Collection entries
•••

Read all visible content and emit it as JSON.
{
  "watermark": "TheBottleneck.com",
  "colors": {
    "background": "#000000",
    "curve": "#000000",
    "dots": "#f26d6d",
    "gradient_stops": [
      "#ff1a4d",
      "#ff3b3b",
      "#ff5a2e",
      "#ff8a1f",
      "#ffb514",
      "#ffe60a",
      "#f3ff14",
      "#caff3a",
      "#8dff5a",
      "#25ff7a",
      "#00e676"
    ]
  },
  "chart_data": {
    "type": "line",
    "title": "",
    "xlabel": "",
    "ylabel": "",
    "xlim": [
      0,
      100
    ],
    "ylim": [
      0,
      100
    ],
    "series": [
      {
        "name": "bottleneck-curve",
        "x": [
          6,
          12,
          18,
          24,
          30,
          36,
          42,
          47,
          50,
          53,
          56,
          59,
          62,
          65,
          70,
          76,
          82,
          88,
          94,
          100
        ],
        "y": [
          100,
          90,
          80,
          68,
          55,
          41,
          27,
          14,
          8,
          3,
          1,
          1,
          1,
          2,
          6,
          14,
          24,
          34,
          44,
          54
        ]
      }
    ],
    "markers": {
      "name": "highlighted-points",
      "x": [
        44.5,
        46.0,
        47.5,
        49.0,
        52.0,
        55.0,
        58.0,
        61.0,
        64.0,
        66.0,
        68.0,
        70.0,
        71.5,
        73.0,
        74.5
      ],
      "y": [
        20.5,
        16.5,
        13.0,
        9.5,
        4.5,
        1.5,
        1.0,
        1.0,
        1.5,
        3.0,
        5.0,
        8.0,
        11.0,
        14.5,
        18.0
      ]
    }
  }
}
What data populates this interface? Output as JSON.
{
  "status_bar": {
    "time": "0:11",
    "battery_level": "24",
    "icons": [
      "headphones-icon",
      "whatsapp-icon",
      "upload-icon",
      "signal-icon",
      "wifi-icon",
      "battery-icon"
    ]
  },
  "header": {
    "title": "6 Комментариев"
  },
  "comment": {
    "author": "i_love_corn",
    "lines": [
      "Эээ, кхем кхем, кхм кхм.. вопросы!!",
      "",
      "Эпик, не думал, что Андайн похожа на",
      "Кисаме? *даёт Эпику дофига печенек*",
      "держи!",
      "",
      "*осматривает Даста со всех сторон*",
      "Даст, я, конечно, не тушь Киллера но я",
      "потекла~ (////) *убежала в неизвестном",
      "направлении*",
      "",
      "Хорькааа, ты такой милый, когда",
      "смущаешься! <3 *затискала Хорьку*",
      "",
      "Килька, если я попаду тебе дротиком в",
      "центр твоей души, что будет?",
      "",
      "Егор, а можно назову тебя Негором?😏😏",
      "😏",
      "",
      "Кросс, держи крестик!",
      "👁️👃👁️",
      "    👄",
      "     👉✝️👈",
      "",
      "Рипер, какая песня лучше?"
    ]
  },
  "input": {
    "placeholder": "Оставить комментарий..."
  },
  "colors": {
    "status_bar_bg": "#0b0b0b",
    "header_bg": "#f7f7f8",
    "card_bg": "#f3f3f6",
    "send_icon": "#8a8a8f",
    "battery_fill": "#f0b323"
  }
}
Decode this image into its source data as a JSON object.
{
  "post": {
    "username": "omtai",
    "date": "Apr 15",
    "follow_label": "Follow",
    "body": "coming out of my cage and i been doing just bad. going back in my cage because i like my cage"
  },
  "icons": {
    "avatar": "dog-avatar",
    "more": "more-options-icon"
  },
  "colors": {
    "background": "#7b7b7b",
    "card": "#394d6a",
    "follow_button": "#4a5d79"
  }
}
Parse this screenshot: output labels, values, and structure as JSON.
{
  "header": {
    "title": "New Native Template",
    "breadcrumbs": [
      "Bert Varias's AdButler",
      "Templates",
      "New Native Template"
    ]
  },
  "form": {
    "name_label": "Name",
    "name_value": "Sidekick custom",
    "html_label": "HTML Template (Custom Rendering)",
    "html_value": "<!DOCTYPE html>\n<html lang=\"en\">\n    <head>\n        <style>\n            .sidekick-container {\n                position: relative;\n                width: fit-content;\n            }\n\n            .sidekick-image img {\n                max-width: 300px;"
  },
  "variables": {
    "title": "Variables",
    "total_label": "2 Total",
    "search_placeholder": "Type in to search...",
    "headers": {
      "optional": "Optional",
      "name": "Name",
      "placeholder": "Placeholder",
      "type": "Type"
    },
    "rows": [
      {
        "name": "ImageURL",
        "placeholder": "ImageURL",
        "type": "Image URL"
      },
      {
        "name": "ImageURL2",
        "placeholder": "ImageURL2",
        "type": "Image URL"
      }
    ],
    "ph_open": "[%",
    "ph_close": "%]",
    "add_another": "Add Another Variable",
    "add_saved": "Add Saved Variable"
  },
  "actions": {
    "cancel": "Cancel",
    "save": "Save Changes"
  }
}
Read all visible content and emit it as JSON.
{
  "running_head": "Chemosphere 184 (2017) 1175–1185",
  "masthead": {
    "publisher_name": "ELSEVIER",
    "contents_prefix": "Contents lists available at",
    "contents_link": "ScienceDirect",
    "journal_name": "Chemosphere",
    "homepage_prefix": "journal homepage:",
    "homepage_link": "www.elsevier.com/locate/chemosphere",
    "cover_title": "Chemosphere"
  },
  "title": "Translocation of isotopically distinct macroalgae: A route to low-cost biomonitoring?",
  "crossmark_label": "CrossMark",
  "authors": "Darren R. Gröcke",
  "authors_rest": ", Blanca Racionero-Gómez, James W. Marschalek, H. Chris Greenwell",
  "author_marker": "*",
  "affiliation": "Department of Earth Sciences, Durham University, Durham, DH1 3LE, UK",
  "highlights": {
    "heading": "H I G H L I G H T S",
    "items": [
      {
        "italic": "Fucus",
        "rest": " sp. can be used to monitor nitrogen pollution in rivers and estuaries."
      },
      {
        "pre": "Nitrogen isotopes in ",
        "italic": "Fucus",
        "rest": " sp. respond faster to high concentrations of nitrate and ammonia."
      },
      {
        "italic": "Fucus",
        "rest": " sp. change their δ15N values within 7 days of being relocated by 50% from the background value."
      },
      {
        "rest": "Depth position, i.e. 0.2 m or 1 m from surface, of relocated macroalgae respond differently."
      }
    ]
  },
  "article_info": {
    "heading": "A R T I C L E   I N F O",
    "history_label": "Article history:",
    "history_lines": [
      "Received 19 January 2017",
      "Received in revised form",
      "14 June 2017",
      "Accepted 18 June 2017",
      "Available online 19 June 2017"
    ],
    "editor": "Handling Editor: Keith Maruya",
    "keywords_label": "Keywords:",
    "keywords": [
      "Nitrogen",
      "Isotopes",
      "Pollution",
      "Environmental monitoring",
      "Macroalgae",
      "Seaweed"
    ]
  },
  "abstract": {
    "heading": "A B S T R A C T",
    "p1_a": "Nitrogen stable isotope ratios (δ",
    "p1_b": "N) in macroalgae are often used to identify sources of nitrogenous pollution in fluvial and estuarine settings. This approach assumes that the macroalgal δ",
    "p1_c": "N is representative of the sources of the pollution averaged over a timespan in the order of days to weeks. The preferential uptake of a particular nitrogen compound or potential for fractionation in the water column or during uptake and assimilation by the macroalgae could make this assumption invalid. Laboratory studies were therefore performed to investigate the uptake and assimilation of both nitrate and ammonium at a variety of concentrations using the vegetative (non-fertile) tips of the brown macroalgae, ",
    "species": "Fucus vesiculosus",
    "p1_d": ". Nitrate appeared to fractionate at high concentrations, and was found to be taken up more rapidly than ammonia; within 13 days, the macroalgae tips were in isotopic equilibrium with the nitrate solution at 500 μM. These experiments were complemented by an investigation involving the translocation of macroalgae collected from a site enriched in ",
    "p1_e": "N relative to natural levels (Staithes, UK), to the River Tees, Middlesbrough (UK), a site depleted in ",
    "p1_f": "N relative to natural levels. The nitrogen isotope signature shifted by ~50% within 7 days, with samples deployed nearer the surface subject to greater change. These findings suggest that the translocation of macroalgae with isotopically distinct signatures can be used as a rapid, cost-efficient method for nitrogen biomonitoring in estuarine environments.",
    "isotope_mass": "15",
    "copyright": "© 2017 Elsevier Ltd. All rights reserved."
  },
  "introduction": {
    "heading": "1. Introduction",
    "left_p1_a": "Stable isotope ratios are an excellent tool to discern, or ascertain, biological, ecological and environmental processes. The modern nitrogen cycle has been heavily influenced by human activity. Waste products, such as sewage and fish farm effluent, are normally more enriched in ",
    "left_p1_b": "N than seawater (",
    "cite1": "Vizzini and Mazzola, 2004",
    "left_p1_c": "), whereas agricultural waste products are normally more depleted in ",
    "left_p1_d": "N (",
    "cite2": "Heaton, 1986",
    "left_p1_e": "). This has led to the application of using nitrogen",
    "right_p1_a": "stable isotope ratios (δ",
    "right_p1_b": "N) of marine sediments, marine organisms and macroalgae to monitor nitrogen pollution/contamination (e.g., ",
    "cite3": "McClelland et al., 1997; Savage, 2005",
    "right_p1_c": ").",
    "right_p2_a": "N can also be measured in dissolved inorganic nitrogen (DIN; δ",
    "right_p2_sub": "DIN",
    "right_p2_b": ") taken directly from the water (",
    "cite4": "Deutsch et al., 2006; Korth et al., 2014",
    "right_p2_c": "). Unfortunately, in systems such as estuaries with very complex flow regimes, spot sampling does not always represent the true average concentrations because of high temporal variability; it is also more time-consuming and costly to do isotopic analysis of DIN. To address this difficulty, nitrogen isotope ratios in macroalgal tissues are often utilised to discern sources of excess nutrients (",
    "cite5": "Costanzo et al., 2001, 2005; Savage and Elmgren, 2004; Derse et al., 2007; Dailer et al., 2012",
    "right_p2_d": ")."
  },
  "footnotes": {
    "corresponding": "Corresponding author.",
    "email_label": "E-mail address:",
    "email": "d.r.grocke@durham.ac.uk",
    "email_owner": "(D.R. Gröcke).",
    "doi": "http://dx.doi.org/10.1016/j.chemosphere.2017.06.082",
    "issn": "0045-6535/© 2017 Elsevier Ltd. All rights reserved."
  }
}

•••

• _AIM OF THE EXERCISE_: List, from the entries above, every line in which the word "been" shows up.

• _RESULT OF THIS TASK_:
    "body": "coming out of my cage and i been doing just bad. going back in my cage because i like my cage"
    "left_p1_a": "Stable isotope ratios are an excellent tool to discern, or ascertain, biological, ecological and environmental processes. The modern nitrogen cycle has been heavily influenced by human activity. Waste products, such as sewage and fish farm effluent, are normally more enriched in ",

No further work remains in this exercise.